(Items from a data source)
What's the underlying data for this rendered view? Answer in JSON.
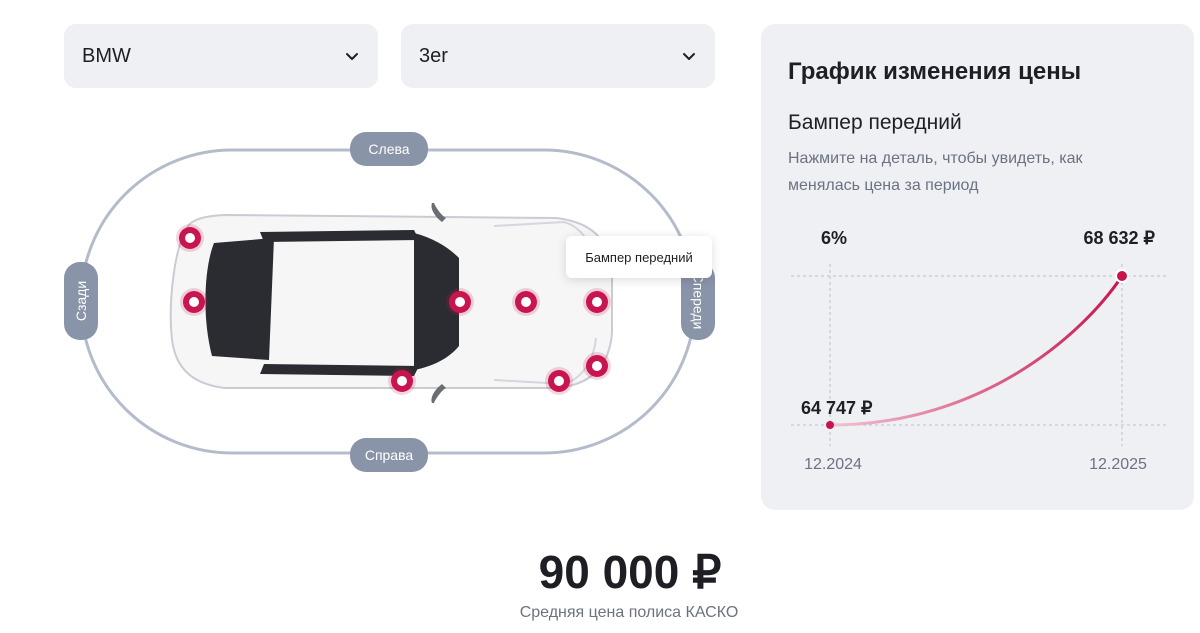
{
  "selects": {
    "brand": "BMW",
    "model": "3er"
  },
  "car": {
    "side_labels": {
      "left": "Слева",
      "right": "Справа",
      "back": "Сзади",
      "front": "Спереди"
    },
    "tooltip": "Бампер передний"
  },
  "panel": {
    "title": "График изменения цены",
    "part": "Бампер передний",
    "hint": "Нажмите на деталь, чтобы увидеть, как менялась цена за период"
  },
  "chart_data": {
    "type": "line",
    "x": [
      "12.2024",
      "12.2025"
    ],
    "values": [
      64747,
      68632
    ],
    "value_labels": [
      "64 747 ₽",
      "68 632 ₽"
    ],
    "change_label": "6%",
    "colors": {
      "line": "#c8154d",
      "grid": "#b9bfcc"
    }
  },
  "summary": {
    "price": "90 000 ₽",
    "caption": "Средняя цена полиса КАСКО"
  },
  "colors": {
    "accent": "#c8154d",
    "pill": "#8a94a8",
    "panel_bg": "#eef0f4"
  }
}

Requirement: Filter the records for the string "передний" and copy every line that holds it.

Task solution:
    "tooltip": "Бампер передний"
    "part": "Бампер передний",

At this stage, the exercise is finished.